Thus does the Grakle follow the husbandman as he turns one furrow after another, destroying a far worse enemy of the corn than itself, for every worm which it devours would else shortly cut the slender blade and thereby destroy the plant…. Every reflecting farmer knows this well and refrains from disturbing the Grakle at this season But man is too often forgetful of the benefit which he has received;…no sooner does the corn become fit for his own use, than he vows and executes vengeance on all intruders.

I am more doubtful of the second story. An acquaintance told me he once saw a parrot – presumably an escaped pet – in a local city park. While he watched, several grackles flew up to the parrot and dropped bits of food at its feet, as though they were worshiping it, bringing it offerings. Where can I find precedence for this? To date, only in 1 Kings 17:

And the word of the Lord came to [Elijah], saying, Get thee hence, and turn thee eastward, and hide thyself by the brook Cherith, that is before Jordan. And it shall be that thou shalt drink of the brook; and I have commanded the ravens to feed thee there.

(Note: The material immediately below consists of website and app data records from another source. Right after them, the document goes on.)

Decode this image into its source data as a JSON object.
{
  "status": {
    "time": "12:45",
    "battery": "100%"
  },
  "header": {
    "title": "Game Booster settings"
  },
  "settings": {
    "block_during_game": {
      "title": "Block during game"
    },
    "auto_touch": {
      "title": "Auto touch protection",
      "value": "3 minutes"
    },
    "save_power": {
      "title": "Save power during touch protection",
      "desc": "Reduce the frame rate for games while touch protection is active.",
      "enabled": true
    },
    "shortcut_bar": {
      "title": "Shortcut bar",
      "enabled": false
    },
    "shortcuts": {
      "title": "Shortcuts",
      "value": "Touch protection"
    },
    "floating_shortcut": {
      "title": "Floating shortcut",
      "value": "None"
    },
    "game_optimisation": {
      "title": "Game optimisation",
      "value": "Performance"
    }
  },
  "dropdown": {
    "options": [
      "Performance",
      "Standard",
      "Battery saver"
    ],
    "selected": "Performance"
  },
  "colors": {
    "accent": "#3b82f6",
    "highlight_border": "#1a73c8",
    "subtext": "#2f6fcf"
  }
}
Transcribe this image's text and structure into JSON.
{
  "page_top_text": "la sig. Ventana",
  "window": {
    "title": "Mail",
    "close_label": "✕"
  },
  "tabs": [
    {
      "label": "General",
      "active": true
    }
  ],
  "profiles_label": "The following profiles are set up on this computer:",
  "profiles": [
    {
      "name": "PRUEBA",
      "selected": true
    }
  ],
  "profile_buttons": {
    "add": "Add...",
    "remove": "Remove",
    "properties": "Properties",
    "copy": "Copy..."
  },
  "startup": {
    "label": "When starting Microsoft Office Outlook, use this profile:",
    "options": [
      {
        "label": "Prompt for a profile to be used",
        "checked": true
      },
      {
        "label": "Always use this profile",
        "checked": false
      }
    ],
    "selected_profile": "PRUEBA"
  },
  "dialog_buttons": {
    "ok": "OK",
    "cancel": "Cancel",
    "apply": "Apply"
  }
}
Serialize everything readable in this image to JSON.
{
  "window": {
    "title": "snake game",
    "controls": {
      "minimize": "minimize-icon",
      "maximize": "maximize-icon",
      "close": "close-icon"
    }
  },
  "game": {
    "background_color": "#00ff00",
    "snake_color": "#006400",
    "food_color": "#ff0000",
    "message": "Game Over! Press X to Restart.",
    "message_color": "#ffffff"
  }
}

13. I was on a green lawn at the pink state Capitol, feeding a flock of grackles half of my enormous sandwich bun. The wind was blowing. There was a whole festival of grackles at my park bench. They rushed and snatched and pushed but did not peck at one another. At last I ran out of sandwich and told them so. They blew out in the wind, broke up in patches like clouds after a rain. All but one. An old grackle, too creaky for tussling, was eyeing me. I showed him my empty hands. He drew himself up, like a scraggly, stern old prophet, and he fixed me with his yellow eyes, and he informed me that henceforth I was always to withhold a portion of bread from the rambunctious youngsters, and when they flew away, then I was to minister to him, the venerable. But I have no independent confirmation for this story, either.